Unicorn Diet
Unicorns in remote frozen areas of necessity have a very limited diet. Stags and does feed primarily on the bark of certain trees and shrub plants, on soft rocks, as well as on the snow itself. Many of the blemishes and pits on boulders are the result not of weather erosion but of unicorn predation. Minerals are much more important to the health of unicorns than are vitamins. Fortunately these minerals are easily obtained.
Unicorns of the sea, for example, feed almost exclusively on kelp, which contains few vitamins, is in its natural state indigestible to
humans, but is rich in potassium, phosphorus, iodine, and calcium. Sea stags and does also feed heavily on stone, and many of the hollows we see in tidal pool rocks have been eaten away not by the waves and wind but by unicorn teeth.
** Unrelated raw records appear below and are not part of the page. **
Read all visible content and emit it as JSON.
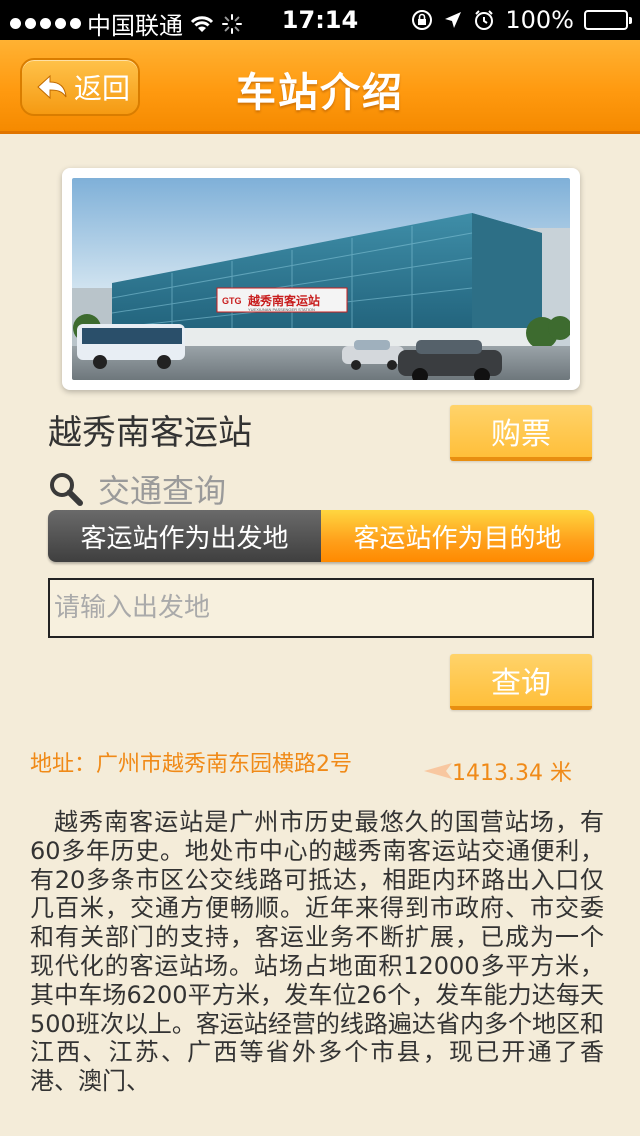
{
  "status_bar": {
    "carrier": "中国联通",
    "time": "17:14",
    "battery": "100%",
    "battery_level": 1.0
  },
  "nav": {
    "back_label": "返回",
    "title": "车站介绍"
  },
  "station": {
    "name": "越秀南客运站",
    "buy_label": "购票"
  },
  "traffic": {
    "label": "交通查询",
    "tabs": [
      {
        "label": "客运站作为出发地",
        "selected": false
      },
      {
        "label": "客运站作为目的地",
        "selected": true
      }
    ],
    "input_value": "",
    "input_placeholder": "请输入出发地",
    "query_label": "查询"
  },
  "address": {
    "text": "地址：广州市越秀南东园横路2号",
    "distance": "1413.34 米"
  },
  "description": "越秀南客运站是广州市历史最悠久的国营站场，有60多年历史。地处市中心的越秀南客运站交通便利，有20多条市区公交线路可抵达，相距内环路出入口仅几百米，交通方便畅顺。近年来得到市政府、市交委和有关部门的支持，客运业务不断扩展，已成为一个现代化的客运站场。站场占地面积12000多平方米，其中车场6200平方米，发车位26个，发车能力达每天500班次以上。客运站经营的线路遍达省内多个地区和江西、江苏、广西等省外多个市县，现已开通了香港、澳门、",
  "colors": {
    "accent": "#ff9a10",
    "text_orange": "#f08a18",
    "background": "#f4ecd9"
  },
  "photo": {
    "sign_brand": "GTG",
    "sign_text": "越秀南客运站",
    "sign_subtext": "YUEXIUNAN PASSENGER STATION"
  }
}
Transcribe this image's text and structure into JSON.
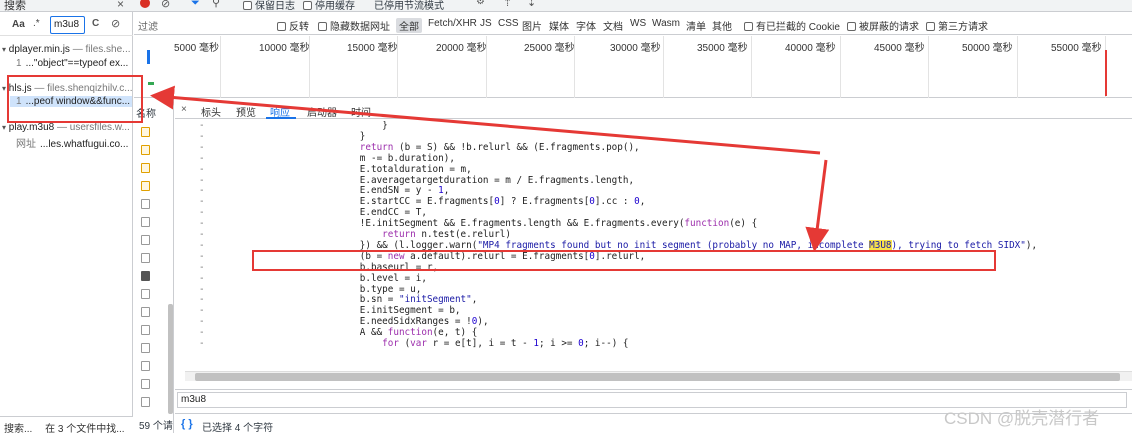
{
  "search_panel": {
    "tab_label": "搜索",
    "close_glyph": "×",
    "case_label": "Aa",
    "regex_label": ".*",
    "query": "m3u8",
    "refresh_glyph": "C",
    "clear_glyph": "⊘",
    "results": [
      {
        "file": "dplayer.min.js",
        "host": "— files.she...",
        "line_no": "1",
        "snippet": "...\"object\"==typeof ex..."
      },
      {
        "file": "hls.js",
        "host": "— files.shenqizhilv.c...",
        "line_no": "1",
        "snippet": "...peof window&&func..."
      },
      {
        "file": "play.m3u8",
        "host": "— usersfiles.w...",
        "line_no": "网址",
        "snippet": "...les.whatfugui.co..."
      }
    ],
    "status_left": "搜索...",
    "status_right": "在 3 个文件中找..."
  },
  "toolbar": {
    "preserve_log": "保留日志",
    "disable_cache": "停用缓存",
    "throttle": "已停用节流模式"
  },
  "filter_bar": {
    "placeholder": "过滤",
    "invert": "反转",
    "hide_data_urls": "隐藏数据网址",
    "all": "全部",
    "types": [
      "Fetch/XHR",
      "JS",
      "CSS",
      "图片",
      "媒体",
      "字体",
      "文档",
      "WS",
      "Wasm",
      "清单",
      "其他"
    ],
    "blocked_cookies": "有已拦截的 Cookie",
    "blocked_requests": "被屏蔽的请求",
    "third_party": "第三方请求"
  },
  "timeline": {
    "ticks": [
      "5000 毫秒",
      "10000 毫秒",
      "15000 毫秒",
      "20000 毫秒",
      "25000 毫秒",
      "30000 毫秒",
      "35000 毫秒",
      "40000 毫秒",
      "45000 毫秒",
      "50000 毫秒",
      "55000 毫秒"
    ]
  },
  "request_list": {
    "header": "名称",
    "count": "59 个请"
  },
  "source_tabs": {
    "close": "×",
    "headers": "标头",
    "preview": "预览",
    "response": "响应",
    "initiator": "启动器",
    "timing": "时间"
  },
  "code": {
    "gutter": "-",
    "lines": [
      "            }",
      "        }",
      "        return (b = S) && !b.relurl && (E.fragments.pop(),",
      "        m -= b.duration),",
      "        E.totalduration = m,",
      "        E.averagetargetduration = m / E.fragments.length,",
      "        E.endSN = y - 1,",
      "        E.startCC = E.fragments[0] ? E.fragments[0].cc : 0,",
      "        E.endCC = T,",
      "        !E.initSegment && E.fragments.length && E.fragments.every(function(e) {",
      "            return n.test(e.relurl)",
      "        }) && (l.logger.warn(\"MP4 fragments found but no init segment (probably no MAP, incomplete M3U8), trying to fetch SIDX\"),",
      "        (b = new a.default).relurl = E.fragments[0].relurl,",
      "        b.baseurl = r,",
      "        b.level = i,",
      "        b.type = u,",
      "        b.sn = \"initSegment\",",
      "        E.initSegment = b,",
      "        E.needSidxRanges = !0),",
      "        A && function(e, t) {",
      "            for (var r = e[t], i = t - 1; i >= 0; i--) {"
    ]
  },
  "find_bar": {
    "value": "m3u8"
  },
  "status_bar": {
    "braces": "{ }",
    "selection": "已选择 4 个字符"
  },
  "watermark": "CSDN @脱壳潜行者",
  "colors": {
    "annotation_red": "#e53935",
    "accent_blue": "#1a73e8",
    "highlight_yellow": "#f7e24b"
  }
}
As you can see, unicorns are very limited in the variety of foods eaten by the availability of edible items in their environment.
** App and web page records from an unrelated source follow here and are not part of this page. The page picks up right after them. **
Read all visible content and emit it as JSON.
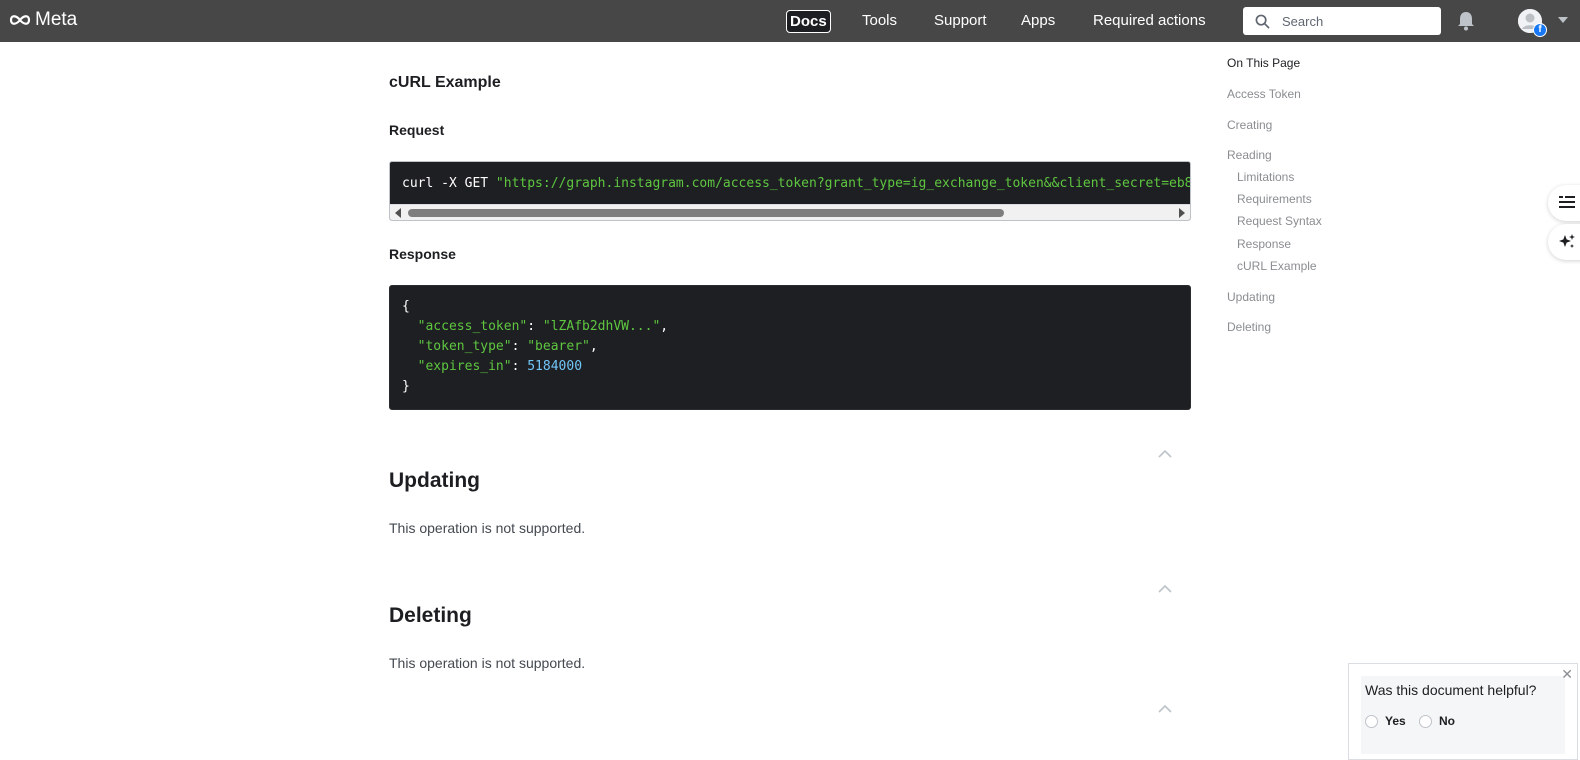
{
  "header": {
    "logo_text": "Meta",
    "nav": [
      {
        "label": "Docs",
        "active": true
      },
      {
        "label": "Tools"
      },
      {
        "label": "Support"
      },
      {
        "label": "Apps"
      },
      {
        "label": "Required actions"
      }
    ],
    "search_placeholder": "Search"
  },
  "content": {
    "curl_title": "cURL Example",
    "request_label": "Request",
    "request_cmd": "curl -X GET ",
    "request_url": "\"https://graph.instagram.com/access_token?grant_type=ig_exchange_token&&client_secret=eb8",
    "response_label": "Response",
    "response": {
      "open": "{",
      "access_token_key": "\"access_token\"",
      "access_token_val": "\"lZAfb2dhVW...\"",
      "token_type_key": "\"token_type\"",
      "token_type_val": "\"bearer\"",
      "expires_in_key": "\"expires_in\"",
      "expires_in_val": "5184000",
      "close": "}"
    },
    "updating_title": "Updating",
    "updating_text": "This operation is not supported.",
    "deleting_title": "Deleting",
    "deleting_text": "This operation is not supported."
  },
  "toc": {
    "title": "On This Page",
    "items": [
      {
        "label": "Access Token",
        "level": 1
      },
      {
        "label": "Creating",
        "level": 1
      },
      {
        "label": "Reading",
        "level": 1
      },
      {
        "label": "Limitations",
        "level": 2
      },
      {
        "label": "Requirements",
        "level": 2
      },
      {
        "label": "Request Syntax",
        "level": 2
      },
      {
        "label": "Response",
        "level": 2
      },
      {
        "label": "cURL Example",
        "level": 2
      },
      {
        "label": "Updating",
        "level": 1
      },
      {
        "label": "Deleting",
        "level": 1
      }
    ]
  },
  "feedback": {
    "question": "Was this document helpful?",
    "yes": "Yes",
    "no": "No"
  },
  "colors": {
    "topbar": "#474747",
    "code_bg": "#1e1f22",
    "code_string": "#5ec640",
    "code_number": "#71c6f7"
  }
}
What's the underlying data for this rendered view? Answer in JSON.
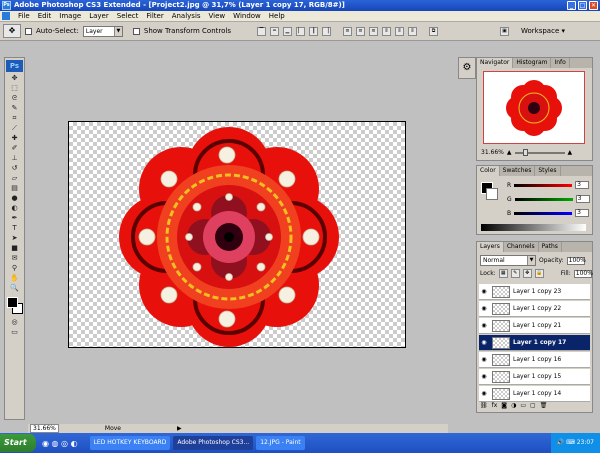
{
  "window": {
    "title": "Adobe Photoshop CS3 Extended - [Project2.jpg @ 31,7% (Layer 1 copy 17, RGB/8#)]",
    "min_label": "_",
    "max_label": "□",
    "close_label": "✕"
  },
  "menu": [
    "File",
    "Edit",
    "Image",
    "Layer",
    "Select",
    "Filter",
    "Analysis",
    "View",
    "Window",
    "Help"
  ],
  "options": {
    "auto_select_label": "Auto-Select:",
    "auto_select_value": "Layer",
    "transform_label": "Show Transform Controls",
    "workspace_label": "Workspace ▾"
  },
  "tools": {
    "logo": "Ps",
    "icons": [
      "move",
      "marquee",
      "lasso",
      "quick-select",
      "crop",
      "slice",
      "heal",
      "brush",
      "stamp",
      "history-brush",
      "eraser",
      "gradient",
      "blur",
      "dodge",
      "pen",
      "type",
      "path-select",
      "shape",
      "notes",
      "eyedropper",
      "hand",
      "zoom"
    ]
  },
  "status": {
    "zoom": "31.66%",
    "tool": "Move"
  },
  "navigator": {
    "tabs": [
      "Navigator",
      "Histogram",
      "Info"
    ],
    "zoom": "31.66%"
  },
  "color_panel": {
    "tabs": [
      "Color",
      "Swatches",
      "Styles"
    ],
    "channels": [
      {
        "label": "R",
        "value": "3",
        "color": "#ff0000"
      },
      {
        "label": "G",
        "value": "3",
        "color": "#00a000"
      },
      {
        "label": "B",
        "value": "3",
        "color": "#0000ff"
      }
    ]
  },
  "layers_panel": {
    "tabs": [
      "Layers",
      "Channels",
      "Paths"
    ],
    "blend_mode": "Normal",
    "opacity_label": "Opacity:",
    "opacity_value": "100%",
    "lock_label": "Lock:",
    "fill_label": "Fill:",
    "fill_value": "100%",
    "layers": [
      {
        "name": "Layer 1 copy 23",
        "selected": false
      },
      {
        "name": "Layer 1 copy 22",
        "selected": false
      },
      {
        "name": "Layer 1 copy 21",
        "selected": false
      },
      {
        "name": "Layer 1 copy 17",
        "selected": true
      },
      {
        "name": "Layer 1 copy 16",
        "selected": false
      },
      {
        "name": "Layer 1 copy 15",
        "selected": false
      },
      {
        "name": "Layer 1 copy 14",
        "selected": false
      }
    ]
  },
  "taskbar": {
    "start": "Start",
    "tasks": [
      {
        "label": "LED HOTKEY KEYBOARD",
        "active": false
      },
      {
        "label": "Adobe Photoshop CS3...",
        "active": true
      },
      {
        "label": "12.JPG - Paint",
        "active": false
      }
    ],
    "clock": "23:07"
  },
  "colors": {
    "flower_outer": "#e8100a",
    "flower_dark": "#5a0000",
    "flower_accent": "#f0c020",
    "selection": "#0a246a"
  }
}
Unicorns of the forest and meadows dine on certain berries, blossoms, buds, bark, farm crops, honey, and sap. Clean washed river stones formed an important part of their diet. Those living in areas where there were caverns were repeatedly seen or heard gnawing on stalactites and stalagmites. Unicorns like most ungulates are quite addicted to certain minerals. Horses are often seen eating earth in which not a blade of grass or a root exists. Hoofed animals obtain some minerals from natural salt licks and by chewing bones. Unicorns, however, have refused and shunned any boned left for them as they are strictly vegetarian.